About this task:
Retype the entries below word for word, leaving out every picture.

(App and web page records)
════════════════

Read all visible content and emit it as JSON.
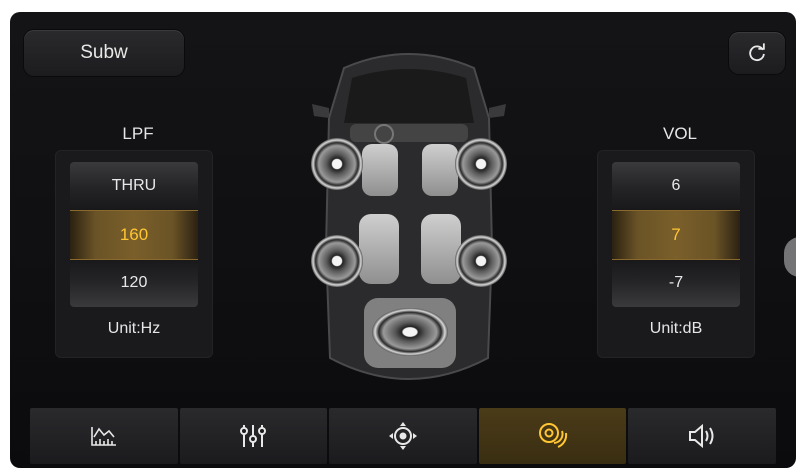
{
  "top": {
    "mode_label": "Subw"
  },
  "lpf": {
    "label": "LPF",
    "values": [
      "THRU",
      "160",
      "120"
    ],
    "unit": "Unit:Hz"
  },
  "vol": {
    "label": "VOL",
    "values": [
      "6",
      "7",
      "-7"
    ],
    "unit": "Unit:dB"
  },
  "icons": {
    "reset": "refresh-icon",
    "car": "car-speakers-icon",
    "nav": [
      "spectrum-icon",
      "equalizer-icon",
      "balance-fader-icon",
      "subwoofer-icon",
      "volume-icon"
    ]
  },
  "nav": {
    "active_index": 3
  },
  "colors": {
    "accent": "#ffc533",
    "active_tab": "#3a2e12"
  }
}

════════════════

Reply to the task:
Read all visible content and emit it as JSON.
{
  "top": {
    "mode_label": "Subw"
  },
  "lpf": {
    "label": "LPF",
    "values": [
      "THRU",
      "160",
      "120"
    ],
    "unit": "Unit:Hz"
  },
  "vol": {
    "label": "VOL",
    "values": [
      "6",
      "7",
      "-7"
    ],
    "unit": "Unit:dB"
  },
  "icons": {
    "reset": "refresh-icon",
    "car": "car-speakers-icon",
    "nav": [
      "spectrum-icon",
      "equalizer-icon",
      "balance-fader-icon",
      "subwoofer-icon",
      "volume-icon"
    ]
  },
  "nav": {
    "active_index": 3
  },
  "colors": {
    "accent": "#ffc533",
    "active_tab": "#3a2e12"
  }
}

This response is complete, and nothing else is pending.